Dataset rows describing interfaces
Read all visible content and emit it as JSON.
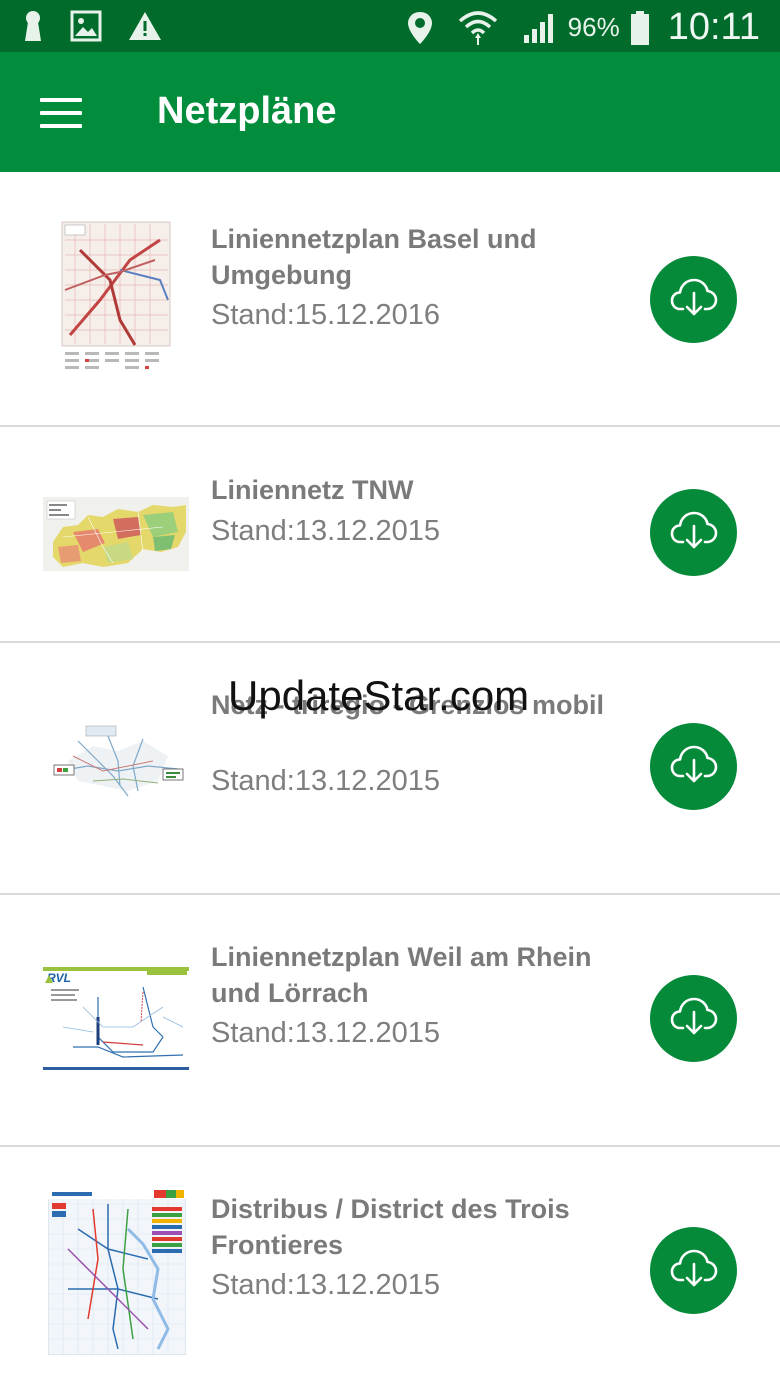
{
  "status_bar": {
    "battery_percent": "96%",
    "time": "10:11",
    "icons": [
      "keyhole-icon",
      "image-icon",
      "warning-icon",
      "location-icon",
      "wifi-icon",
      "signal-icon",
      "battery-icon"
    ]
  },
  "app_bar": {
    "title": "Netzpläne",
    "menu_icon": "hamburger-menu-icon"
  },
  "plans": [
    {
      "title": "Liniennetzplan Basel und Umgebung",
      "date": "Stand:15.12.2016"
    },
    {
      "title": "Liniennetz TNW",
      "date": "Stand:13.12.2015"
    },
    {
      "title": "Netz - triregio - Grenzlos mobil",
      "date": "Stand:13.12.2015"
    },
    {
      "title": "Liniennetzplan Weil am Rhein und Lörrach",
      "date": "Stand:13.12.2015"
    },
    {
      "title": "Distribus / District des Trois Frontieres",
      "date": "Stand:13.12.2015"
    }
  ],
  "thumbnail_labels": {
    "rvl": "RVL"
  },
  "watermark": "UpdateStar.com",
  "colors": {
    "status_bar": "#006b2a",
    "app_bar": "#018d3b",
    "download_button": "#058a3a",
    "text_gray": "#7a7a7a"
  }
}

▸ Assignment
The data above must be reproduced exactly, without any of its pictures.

▸ Task answer
Read all visible content and emit it as JSON.
{
  "status_bar": {
    "battery_percent": "96%",
    "time": "10:11",
    "icons": [
      "keyhole-icon",
      "image-icon",
      "warning-icon",
      "location-icon",
      "wifi-icon",
      "signal-icon",
      "battery-icon"
    ]
  },
  "app_bar": {
    "title": "Netzpläne",
    "menu_icon": "hamburger-menu-icon"
  },
  "plans": [
    {
      "title": "Liniennetzplan Basel und Umgebung",
      "date": "Stand:15.12.2016"
    },
    {
      "title": "Liniennetz TNW",
      "date": "Stand:13.12.2015"
    },
    {
      "title": "Netz - triregio - Grenzlos mobil",
      "date": "Stand:13.12.2015"
    },
    {
      "title": "Liniennetzplan Weil am Rhein und Lörrach",
      "date": "Stand:13.12.2015"
    },
    {
      "title": "Distribus / District des Trois Frontieres",
      "date": "Stand:13.12.2015"
    }
  ],
  "thumbnail_labels": {
    "rvl": "RVL"
  },
  "watermark": "UpdateStar.com",
  "colors": {
    "status_bar": "#006b2a",
    "app_bar": "#018d3b",
    "download_button": "#058a3a",
    "text_gray": "#7a7a7a"
  }
}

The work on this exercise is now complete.